TASK MATERIAL =
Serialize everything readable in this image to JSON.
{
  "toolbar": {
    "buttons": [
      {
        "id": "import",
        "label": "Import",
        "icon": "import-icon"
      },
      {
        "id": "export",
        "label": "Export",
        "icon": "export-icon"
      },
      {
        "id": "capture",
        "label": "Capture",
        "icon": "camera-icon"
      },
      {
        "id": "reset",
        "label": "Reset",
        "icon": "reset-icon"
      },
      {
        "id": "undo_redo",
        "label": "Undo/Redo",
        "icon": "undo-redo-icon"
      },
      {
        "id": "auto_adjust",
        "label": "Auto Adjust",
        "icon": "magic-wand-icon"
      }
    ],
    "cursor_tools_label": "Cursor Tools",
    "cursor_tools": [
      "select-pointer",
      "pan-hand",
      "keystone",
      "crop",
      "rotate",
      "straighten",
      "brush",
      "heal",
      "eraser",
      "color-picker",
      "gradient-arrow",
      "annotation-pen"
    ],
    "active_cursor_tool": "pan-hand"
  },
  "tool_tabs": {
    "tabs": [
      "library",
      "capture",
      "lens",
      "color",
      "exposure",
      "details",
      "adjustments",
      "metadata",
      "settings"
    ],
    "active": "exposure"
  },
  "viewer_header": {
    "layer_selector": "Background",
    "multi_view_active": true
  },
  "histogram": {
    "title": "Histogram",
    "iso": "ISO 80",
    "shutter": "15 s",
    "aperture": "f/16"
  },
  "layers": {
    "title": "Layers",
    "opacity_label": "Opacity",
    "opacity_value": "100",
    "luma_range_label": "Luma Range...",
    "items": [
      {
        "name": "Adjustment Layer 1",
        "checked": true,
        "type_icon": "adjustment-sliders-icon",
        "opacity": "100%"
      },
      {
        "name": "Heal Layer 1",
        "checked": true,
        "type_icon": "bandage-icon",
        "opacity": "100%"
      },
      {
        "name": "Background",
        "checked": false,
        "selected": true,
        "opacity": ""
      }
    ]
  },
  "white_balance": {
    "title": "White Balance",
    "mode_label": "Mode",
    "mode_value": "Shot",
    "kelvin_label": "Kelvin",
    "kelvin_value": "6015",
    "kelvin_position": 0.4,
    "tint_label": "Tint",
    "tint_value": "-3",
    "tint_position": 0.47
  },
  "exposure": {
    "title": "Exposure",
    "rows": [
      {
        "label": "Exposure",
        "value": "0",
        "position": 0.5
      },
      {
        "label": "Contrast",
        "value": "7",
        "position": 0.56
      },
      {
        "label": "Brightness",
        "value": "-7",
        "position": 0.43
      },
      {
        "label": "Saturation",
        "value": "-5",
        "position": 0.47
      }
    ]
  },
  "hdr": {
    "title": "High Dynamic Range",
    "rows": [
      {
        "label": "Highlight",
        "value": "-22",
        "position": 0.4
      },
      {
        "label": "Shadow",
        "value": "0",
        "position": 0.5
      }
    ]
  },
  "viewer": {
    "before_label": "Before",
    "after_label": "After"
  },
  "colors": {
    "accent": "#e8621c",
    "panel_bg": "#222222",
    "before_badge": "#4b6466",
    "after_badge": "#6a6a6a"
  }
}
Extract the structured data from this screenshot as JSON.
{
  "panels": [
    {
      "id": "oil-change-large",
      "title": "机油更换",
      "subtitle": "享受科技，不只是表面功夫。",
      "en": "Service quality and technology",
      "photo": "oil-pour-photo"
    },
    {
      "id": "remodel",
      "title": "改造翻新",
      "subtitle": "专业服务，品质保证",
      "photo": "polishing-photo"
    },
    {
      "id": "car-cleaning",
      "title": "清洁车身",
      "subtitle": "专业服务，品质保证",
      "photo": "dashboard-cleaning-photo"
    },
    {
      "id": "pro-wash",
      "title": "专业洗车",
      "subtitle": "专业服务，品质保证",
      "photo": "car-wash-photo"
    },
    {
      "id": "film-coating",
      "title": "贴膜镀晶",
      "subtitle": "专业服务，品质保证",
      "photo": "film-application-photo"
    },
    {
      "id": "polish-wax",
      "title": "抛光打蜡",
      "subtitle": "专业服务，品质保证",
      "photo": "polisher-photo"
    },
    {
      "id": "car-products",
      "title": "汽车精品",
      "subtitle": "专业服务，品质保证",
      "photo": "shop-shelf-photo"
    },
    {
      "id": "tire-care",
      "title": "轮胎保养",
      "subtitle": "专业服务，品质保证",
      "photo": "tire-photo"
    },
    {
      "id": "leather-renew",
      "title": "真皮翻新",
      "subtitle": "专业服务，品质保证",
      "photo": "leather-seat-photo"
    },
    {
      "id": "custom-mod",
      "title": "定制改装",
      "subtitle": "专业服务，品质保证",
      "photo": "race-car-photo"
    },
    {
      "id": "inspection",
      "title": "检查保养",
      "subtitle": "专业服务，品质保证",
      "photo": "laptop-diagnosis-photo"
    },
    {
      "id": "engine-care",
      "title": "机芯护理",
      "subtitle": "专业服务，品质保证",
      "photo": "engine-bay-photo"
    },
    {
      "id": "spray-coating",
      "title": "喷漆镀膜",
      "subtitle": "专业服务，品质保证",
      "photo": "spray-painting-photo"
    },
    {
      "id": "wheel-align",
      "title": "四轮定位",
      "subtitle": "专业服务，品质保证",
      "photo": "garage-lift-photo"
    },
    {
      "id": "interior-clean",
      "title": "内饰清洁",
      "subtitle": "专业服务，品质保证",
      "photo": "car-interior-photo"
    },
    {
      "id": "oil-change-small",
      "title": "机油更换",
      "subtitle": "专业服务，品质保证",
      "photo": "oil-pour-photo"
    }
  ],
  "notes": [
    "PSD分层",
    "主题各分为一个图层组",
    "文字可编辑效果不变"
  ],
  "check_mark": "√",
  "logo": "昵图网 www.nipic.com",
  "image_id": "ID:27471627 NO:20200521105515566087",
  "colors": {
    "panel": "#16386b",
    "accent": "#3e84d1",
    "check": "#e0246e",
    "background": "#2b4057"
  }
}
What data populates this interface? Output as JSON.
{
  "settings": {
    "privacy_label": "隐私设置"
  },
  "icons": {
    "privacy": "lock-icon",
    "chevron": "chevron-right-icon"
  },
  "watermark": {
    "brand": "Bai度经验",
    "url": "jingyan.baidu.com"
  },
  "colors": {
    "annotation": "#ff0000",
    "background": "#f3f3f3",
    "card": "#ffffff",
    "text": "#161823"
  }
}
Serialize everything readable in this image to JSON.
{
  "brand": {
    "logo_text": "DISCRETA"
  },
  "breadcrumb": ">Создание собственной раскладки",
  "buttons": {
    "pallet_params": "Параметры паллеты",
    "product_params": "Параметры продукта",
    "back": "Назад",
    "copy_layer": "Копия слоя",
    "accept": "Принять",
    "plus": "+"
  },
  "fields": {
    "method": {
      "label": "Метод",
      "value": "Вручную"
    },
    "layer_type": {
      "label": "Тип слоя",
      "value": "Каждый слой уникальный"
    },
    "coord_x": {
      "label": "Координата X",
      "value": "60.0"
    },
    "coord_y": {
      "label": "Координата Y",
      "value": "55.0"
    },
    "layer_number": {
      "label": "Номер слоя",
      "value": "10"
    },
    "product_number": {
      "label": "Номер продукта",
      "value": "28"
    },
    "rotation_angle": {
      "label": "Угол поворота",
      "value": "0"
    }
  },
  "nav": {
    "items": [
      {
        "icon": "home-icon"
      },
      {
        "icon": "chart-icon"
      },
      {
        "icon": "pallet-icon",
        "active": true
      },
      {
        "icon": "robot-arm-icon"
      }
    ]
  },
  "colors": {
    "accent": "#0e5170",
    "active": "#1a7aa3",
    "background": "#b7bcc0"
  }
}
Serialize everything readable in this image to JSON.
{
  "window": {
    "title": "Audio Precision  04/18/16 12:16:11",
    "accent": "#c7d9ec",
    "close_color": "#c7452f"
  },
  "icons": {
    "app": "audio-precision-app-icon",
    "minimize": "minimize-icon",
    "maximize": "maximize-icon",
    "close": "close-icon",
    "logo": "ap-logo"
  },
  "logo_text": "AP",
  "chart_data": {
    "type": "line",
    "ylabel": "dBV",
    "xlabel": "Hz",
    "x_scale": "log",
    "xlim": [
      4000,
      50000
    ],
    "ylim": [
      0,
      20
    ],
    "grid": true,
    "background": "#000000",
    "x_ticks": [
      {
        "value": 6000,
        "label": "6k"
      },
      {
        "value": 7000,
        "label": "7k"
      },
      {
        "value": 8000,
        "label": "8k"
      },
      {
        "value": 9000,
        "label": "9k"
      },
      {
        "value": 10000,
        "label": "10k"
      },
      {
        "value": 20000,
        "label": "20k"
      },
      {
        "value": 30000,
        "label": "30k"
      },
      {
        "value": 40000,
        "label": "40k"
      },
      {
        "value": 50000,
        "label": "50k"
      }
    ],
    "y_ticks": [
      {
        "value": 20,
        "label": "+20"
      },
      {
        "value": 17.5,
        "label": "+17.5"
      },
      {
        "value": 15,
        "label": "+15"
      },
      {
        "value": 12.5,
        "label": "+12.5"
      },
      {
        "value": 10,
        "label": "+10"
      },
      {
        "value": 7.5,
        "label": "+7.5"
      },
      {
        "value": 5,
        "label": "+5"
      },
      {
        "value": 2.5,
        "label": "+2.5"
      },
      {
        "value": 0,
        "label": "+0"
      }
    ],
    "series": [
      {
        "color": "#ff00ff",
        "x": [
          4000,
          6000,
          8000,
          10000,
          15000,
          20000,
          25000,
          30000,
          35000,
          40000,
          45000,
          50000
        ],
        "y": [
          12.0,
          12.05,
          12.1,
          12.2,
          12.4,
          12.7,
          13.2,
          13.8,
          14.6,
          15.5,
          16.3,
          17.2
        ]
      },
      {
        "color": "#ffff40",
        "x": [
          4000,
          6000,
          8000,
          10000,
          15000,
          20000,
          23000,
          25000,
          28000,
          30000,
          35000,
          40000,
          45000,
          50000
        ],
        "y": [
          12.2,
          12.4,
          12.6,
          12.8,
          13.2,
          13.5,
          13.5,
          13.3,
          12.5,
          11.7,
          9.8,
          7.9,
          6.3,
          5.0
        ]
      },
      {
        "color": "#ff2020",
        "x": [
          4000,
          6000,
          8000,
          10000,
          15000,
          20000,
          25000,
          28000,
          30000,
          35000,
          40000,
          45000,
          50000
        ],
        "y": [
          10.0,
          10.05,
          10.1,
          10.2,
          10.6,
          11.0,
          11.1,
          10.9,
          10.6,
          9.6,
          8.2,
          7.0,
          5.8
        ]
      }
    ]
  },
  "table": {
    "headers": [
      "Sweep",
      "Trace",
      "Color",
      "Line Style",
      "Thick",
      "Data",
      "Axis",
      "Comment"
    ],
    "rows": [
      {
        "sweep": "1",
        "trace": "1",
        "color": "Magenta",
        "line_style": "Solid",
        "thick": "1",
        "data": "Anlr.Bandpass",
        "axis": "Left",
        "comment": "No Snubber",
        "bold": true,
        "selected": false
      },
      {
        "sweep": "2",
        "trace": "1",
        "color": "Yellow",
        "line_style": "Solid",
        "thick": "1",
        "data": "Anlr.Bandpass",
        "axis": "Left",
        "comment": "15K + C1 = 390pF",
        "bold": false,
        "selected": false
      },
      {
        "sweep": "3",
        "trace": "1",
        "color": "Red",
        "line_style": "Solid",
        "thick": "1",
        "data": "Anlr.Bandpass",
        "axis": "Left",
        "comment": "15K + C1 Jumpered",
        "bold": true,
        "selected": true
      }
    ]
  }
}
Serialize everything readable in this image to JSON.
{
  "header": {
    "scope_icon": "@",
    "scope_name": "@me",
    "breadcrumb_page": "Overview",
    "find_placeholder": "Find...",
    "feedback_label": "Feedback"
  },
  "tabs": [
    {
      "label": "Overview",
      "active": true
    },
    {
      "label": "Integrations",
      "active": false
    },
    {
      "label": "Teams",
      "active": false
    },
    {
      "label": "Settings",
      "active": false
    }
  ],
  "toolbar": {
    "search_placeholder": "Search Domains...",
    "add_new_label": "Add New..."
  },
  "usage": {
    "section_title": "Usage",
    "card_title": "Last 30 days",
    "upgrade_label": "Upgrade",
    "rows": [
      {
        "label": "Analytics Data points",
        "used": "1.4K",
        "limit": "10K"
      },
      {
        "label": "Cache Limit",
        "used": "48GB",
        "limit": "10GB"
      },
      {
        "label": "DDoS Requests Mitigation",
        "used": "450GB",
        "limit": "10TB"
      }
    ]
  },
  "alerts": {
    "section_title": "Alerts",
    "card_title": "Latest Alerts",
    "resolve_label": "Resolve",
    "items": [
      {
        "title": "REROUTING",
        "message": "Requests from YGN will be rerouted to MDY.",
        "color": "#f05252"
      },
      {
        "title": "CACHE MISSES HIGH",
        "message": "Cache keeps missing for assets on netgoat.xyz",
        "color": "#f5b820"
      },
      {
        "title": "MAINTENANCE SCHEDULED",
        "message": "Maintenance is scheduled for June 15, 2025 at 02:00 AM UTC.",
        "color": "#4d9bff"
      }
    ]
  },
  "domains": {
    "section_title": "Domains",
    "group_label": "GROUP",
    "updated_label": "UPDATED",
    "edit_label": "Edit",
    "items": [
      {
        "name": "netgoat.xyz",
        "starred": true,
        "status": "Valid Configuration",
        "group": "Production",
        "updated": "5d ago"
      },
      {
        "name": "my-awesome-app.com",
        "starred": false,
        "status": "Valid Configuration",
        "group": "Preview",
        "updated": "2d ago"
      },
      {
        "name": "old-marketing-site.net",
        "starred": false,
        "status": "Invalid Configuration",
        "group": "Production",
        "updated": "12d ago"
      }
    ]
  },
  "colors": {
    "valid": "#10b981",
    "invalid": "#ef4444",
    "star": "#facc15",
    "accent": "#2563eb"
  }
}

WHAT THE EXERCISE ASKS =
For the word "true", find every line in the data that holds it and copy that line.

TASK ANSWER =
    "multi_view_active": true
        "checked": true,
        "checked": true,
        "selected": true,
        "active": true
    "grid": true,
        "bold": true,
        "bold": true,
        "selected": true
      "active": true
        "starred": true,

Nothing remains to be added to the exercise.